17. If this Communication Decency Act is enforced, then I will no longer be able to publish on the Internet because what is decent to me may not be decent to the people enforcing the CDA. And I will no longer have my right to express myself freely. I fear that the CDA will be a stepping stone to censor my poetry on the radio, T.V. and in books. I don't believe that I should be forced to give up my right to express myself freely, when there is software that you can use to prevent access to inappropriate rnaterial.
18. I have attached as Exbibit A one of rny poems, entitled "To See You." I have published this poem on the YouthArts web page.
19. I have attached as Exhibit B one of my poems, emitled "Let Me." I have published this Tooem on the YouthArts web page.
I declare under penalty of perjury that the foregoing is true and correct. Executed on March 7, 1996.
To See You
To see your brown eyes so deep and hypnotizing To see your beautiful face, it's a perfect example of heaven on earth
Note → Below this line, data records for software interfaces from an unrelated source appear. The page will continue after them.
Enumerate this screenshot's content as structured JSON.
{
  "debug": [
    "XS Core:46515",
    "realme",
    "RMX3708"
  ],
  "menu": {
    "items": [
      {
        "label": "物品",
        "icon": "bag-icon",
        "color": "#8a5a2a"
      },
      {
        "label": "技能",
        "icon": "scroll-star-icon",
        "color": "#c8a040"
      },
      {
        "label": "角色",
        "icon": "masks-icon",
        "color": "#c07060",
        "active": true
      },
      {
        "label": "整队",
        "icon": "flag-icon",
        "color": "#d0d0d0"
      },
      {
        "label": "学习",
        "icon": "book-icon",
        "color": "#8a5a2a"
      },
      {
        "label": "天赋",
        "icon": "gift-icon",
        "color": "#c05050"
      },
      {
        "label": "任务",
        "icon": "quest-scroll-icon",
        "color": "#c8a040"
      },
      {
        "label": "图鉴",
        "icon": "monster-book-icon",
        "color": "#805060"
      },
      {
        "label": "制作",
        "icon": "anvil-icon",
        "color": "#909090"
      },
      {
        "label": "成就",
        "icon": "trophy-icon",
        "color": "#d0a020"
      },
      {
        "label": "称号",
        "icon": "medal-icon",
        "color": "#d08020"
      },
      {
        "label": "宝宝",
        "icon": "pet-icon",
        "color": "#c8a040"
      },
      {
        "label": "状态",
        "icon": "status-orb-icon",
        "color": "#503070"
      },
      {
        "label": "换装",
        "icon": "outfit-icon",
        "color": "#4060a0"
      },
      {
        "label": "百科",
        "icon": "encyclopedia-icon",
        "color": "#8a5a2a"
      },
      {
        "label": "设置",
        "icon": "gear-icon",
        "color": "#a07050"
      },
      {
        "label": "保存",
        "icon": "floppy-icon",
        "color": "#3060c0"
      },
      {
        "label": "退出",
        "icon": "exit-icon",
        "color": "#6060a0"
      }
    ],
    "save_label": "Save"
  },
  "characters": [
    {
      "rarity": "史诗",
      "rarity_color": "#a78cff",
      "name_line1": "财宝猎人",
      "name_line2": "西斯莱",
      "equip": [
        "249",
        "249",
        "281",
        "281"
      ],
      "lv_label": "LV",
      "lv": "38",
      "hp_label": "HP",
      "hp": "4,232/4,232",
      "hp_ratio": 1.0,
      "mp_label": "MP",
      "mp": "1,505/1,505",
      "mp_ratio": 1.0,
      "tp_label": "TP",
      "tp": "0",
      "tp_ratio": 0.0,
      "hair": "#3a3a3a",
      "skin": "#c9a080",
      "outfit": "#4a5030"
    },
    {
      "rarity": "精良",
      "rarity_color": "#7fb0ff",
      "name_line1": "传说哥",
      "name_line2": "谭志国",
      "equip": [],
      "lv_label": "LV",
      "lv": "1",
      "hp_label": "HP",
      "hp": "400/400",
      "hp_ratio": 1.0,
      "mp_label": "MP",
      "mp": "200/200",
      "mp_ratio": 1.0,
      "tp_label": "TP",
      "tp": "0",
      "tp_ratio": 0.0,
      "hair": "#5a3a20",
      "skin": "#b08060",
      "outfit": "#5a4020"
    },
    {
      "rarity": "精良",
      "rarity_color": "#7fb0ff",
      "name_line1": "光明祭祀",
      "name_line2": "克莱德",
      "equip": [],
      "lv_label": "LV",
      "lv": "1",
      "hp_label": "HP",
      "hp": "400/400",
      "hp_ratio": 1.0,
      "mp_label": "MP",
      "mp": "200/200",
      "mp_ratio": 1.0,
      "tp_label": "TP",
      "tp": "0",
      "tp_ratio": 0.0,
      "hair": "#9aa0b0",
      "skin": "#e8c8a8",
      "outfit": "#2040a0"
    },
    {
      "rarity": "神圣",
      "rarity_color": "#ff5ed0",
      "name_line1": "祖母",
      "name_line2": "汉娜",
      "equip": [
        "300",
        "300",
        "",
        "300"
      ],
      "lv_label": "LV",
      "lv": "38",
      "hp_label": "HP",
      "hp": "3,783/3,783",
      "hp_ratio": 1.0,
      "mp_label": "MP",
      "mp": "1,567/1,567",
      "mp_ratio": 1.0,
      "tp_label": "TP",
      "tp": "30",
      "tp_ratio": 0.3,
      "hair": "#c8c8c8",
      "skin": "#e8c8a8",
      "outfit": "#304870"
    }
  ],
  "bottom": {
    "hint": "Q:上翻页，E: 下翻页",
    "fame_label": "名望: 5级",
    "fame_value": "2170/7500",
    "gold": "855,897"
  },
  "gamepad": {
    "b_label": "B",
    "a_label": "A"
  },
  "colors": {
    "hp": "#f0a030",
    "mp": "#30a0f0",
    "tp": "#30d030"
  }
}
I long for the chance to caress your silky smooth body The chance to kiss your tender lips, and run my toungue up and down your soft breast The chance to become your companion, and walk down the street holding your hand Or maybe just the chance to hold you, on the beach, at night, under the stars
I have dreamt of the day in which I could wake with you in my arms and your breast pressed against my chest The aroma of your perfume would still be in the air, the taste of your body would still be on my toungue.
There are some questions I can't answer, why didn't God keep your beauty for himself, and why did he send an Angel to this corrupt place we call home
But the mystery that remains is how I lived without you, that is a mystery waiting to be solved.
Come to me and ease your lips toward mine, lay your body on the silk sheets let your mind wonder to the sound of the slow jams on the radio, let the smell of the incense take you away, let the temporary heat form the candles warm your body while the rythym of our bodies begin to take us to the world of ecstasy
Let the sweat run down your body, let me feel your body'd softness and excitement, let my passion for you set the night on fire, let me try to heal any pain you may contain Just let me try to help you the way I so desperately need you to help me.